He was shut down for the season, and Boston's medical officials devised a shoulder strengthening program to adopt that winter. They also decided he should become a starter, because a more stable routine would reduce risk later.
With Theo Epstein as general manager, the Red Sox often sent their top prospects to the American Sports Medicine Institute (ASMI) in Birmingham, Ala. It's where James Andrews performs Tommy John surgery on the unlucky patients. But Epstein was interested in the biomechanic studies of pitchers' mechanics.
Glenn Fleisig, the research director at ASMI, works with pitchers and coaches to develop best-practice mechanics through their laboratory. Cameras and computers capture every movement in a pitcher's delivery. There is no concrete way to prevent arm injuries - that discovery is baseball's next frontier - and there is no reason to believe starters are more susceptible than relievers. Fleisig called the recent rash of closer injuries "a fluke."

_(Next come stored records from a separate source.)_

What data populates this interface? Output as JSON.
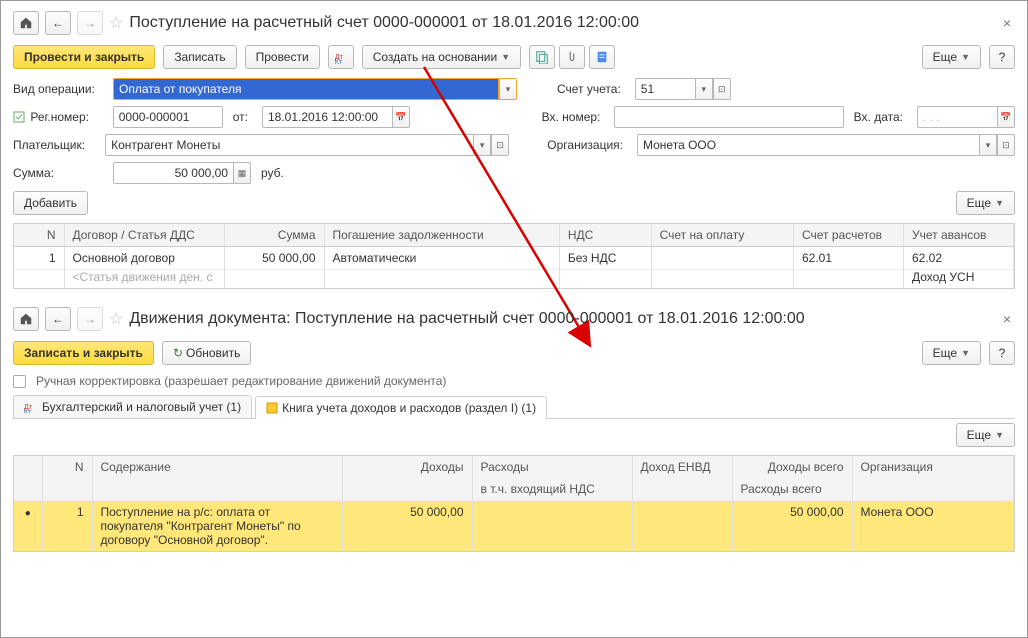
{
  "top": {
    "title": "Поступление на расчетный счет 0000-000001 от 18.01.2016 12:00:00",
    "toolbar": {
      "post_close": "Провести и закрыть",
      "write": "Записать",
      "post": "Провести",
      "create_based": "Создать на основании",
      "more": "Еще",
      "help": "?"
    },
    "fields": {
      "op_type_label": "Вид операции:",
      "op_type_value": "Оплата от покупателя",
      "account_label": "Счет учета:",
      "account_value": "51",
      "reg_no_label": "Рег.номер:",
      "reg_no_value": "0000-000001",
      "from_label": "от:",
      "from_value": "18.01.2016 12:00:00",
      "in_no_label": "Вх. номер:",
      "in_no_value": "",
      "in_date_label": "Вх. дата:",
      "in_date_value": ". . .",
      "payer_label": "Плательщик:",
      "payer_value": "Контрагент Монеты",
      "org_label": "Организация:",
      "org_value": "Монета ООО",
      "sum_label": "Сумма:",
      "sum_value": "50 000,00",
      "currency": "руб.",
      "add_btn": "Добавить"
    },
    "table": {
      "headers": {
        "n": "N",
        "contract": "Договор / Статья ДДС",
        "sum": "Сумма",
        "repay": "Погашение задолженности",
        "vat": "НДС",
        "invoice": "Счет на оплату",
        "settle": "Счет расчетов",
        "advance": "Учет авансов"
      },
      "row": {
        "n": "1",
        "contract": "Основной договор",
        "contract_sub": "<Статья движения ден. с",
        "sum": "50 000,00",
        "repay": "Автоматически",
        "vat": "Без НДС",
        "invoice": "",
        "settle": "62.01",
        "advance": "62.02",
        "advance_sub": "Доход УСН"
      }
    }
  },
  "bottom": {
    "title": "Движения документа: Поступление на расчетный счет 0000-000001 от 18.01.2016 12:00:00",
    "toolbar": {
      "write_close": "Записать и закрыть",
      "refresh": "Обновить",
      "more": "Еще",
      "help": "?"
    },
    "manual_label": "Ручная корректировка (разрешает редактирование движений документа)",
    "tabs": {
      "acc": "Бухгалтерский и налоговый учет (1)",
      "book": "Книга учета доходов и расходов (раздел I) (1)"
    },
    "table": {
      "headers": {
        "blank": "",
        "n": "N",
        "descr": "Содержание",
        "income": "Доходы",
        "expense": "Расходы",
        "expense_sub": "в т.ч. входящий НДС",
        "envd": "Доход ЕНВД",
        "income_all": "Доходы всего",
        "income_all_sub": "Расходы всего",
        "org": "Организация"
      },
      "row": {
        "n": "1",
        "descr": "Поступление на р/с: оплата от покупателя \"Контрагент Монеты\" по договору \"Основной договор\".",
        "income": "50 000,00",
        "expense": "",
        "envd": "",
        "income_all": "50 000,00",
        "org": "Монета ООО"
      }
    }
  }
}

"The best computer out there is the brain in the pitcher's head," Fleisig said. "It's wired to the muscles, ligaments and tendons. It's getting the feedback. The most important thing the pitcher and his coach can do is know his body and listen to his body."
The experiment as a starter lasted five weeks in spring training. Papelbon's brain told him what was right. A dedicated routine before he enters the ninth inning made it reality.

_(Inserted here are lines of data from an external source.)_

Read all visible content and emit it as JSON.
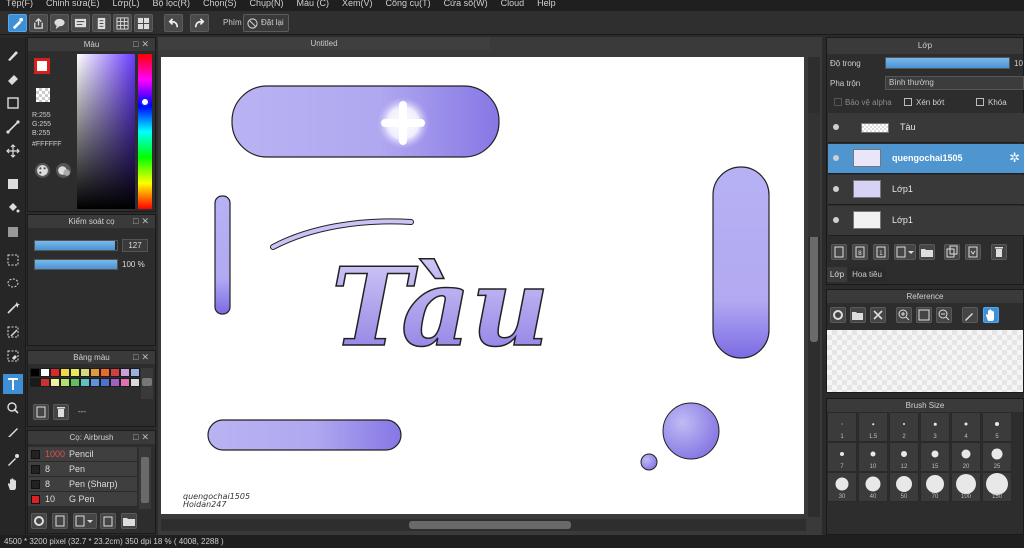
{
  "menu": [
    "Tệp(F)",
    "Chỉnh sửa(E)",
    "Lớp(L)",
    "Bộ lọc(R)",
    "Chọn(S)",
    "Chụp(N)",
    "Màu (C)",
    "Xem(V)",
    "Công cụ(T)",
    "Cửa sổ(W)",
    "Cloud",
    "Help"
  ],
  "toolbar": {
    "keys_label": "Phím",
    "reset_label": "Đặt lại"
  },
  "color_panel": {
    "title": "Màu",
    "r": "R:255",
    "g": "G:255",
    "b": "B:255",
    "hex": "#FFFFFF",
    "foreground": "#d81f1f"
  },
  "brush_control": {
    "title": "Kiểm soát cọ",
    "size_value": "127",
    "opacity_value": "100 %",
    "size_fraction": 0.97,
    "opacity_fraction": 1.0
  },
  "swatch_panel": {
    "title": "Bảng màu",
    "dash": "---",
    "colors": [
      "#000000",
      "#ffffff",
      "#d62b2b",
      "#f2d64a",
      "#e8e85e",
      "#d9d97a",
      "#e09a3a",
      "#e86a2b",
      "#d04040",
      "#c8a0d8",
      "#9ab0e0",
      "#1a1a1a",
      "#c83232",
      "#f0f0a0",
      "#b0e070",
      "#60c060",
      "#60c0c0",
      "#6090e0",
      "#5070d0",
      "#a060c0",
      "#e070b0",
      "#d9d9d9"
    ]
  },
  "brush_panel": {
    "title": "Cọ: Airbrush",
    "items": [
      {
        "size": "1000",
        "name": "Pencil",
        "swatch": "#222222"
      },
      {
        "size": "8",
        "name": "Pen",
        "swatch": "#222222"
      },
      {
        "size": "8",
        "name": "Pen (Sharp)",
        "swatch": "#222222"
      },
      {
        "size": "10",
        "name": "G Pen",
        "swatch": "#e02020"
      }
    ]
  },
  "document": {
    "tab": "Untitled",
    "main_text": "Tàu",
    "watermark_line1": "quengochai1505",
    "watermark_line2": "Hoidan247"
  },
  "status": {
    "text": "4500 * 3200 pixel  (32.7 * 23.2cm)  350 dpi  18 %  ( 4008, 2288 )"
  },
  "layers_panel": {
    "title": "Lớp",
    "opacity_label": "Độ trong",
    "opacity_value": "10",
    "blend_label": "Pha trộn",
    "blend_value": "Bình thường",
    "protect_alpha": "Bảo vệ alpha",
    "clip": "Xén bớt",
    "lock": "Khóa",
    "layers": [
      {
        "name": "Tàu",
        "selected": false
      },
      {
        "name": "quengochai1505",
        "selected": true
      },
      {
        "name": "Lớp1",
        "selected": false
      },
      {
        "name": "Lớp1",
        "selected": false
      }
    ],
    "tab_layer": "Lớp",
    "tab_navigator": "Hoa tiêu"
  },
  "reference_panel": {
    "title": "Reference"
  },
  "brush_size_panel": {
    "title": "Brush Size",
    "sizes": [
      "1",
      "1.5",
      "2",
      "3",
      "4",
      "5",
      "7",
      "10",
      "12",
      "15",
      "20",
      "25",
      "30",
      "40",
      "50",
      "70",
      "100",
      "150"
    ]
  }
}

"The first opportunity I got to close in the big leagues, I knew right away," Papelbon said. "That's what I wanted to do."
First, he won the NCAA tournament pool by a landslide. Then, he started making successful side wagers with other teammates. Finally, one day before a game in Washington, Papelbon picked the odds-on favorite horse to win the Kentucky Derby from a hat and gloated. That was enough. He had no more willing participants.

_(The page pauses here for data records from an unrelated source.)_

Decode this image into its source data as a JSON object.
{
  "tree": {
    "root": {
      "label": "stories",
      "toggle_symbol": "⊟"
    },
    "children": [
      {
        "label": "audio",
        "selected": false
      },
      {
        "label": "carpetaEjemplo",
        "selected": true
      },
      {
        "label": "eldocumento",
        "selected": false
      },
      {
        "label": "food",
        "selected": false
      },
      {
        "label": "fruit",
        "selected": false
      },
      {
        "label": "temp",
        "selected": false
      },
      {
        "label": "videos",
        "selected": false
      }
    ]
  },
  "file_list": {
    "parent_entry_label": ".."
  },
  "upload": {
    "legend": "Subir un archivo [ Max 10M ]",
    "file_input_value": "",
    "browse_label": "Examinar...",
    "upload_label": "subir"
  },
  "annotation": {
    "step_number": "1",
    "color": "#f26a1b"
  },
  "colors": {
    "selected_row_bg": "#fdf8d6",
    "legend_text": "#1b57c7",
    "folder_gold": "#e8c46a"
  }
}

"Everything is a competition with him," Schneider said. Papelbon once bet Schneider on how to correctly pronounce an opposing player's name.
"He wants to be right all the time," said bullpen coach Mick Billmeyer. He's seen plenty of closers, from the introspective (Brad Lidge), the goofy (Ryan Madson), and the proud (Brett Myers). Papelbon might be in his own universe.
He relishes the cloak of Cinco Ocho. He uses it to hide behind questions or to avoid seriousness when required. "Cinco Ocho wants bragging rights," he said, when asked about facing his former teammates this weekend.
"I think of him as family," Pedroia said. "We miss him."
Sometimes, away from the lights, Papelbon talks. He says fatherhood keeps his life sane. He says he defines nothing, even when so many labels are readily applied.
"There are tons of ways to describe me," Papelbon said. "I mean, I could go on and on. There are a million different things that could describe me. It's hard to say one word."
He has one in mind. He's just not saying it.
Staff writer Bob Brookover contributed to this article.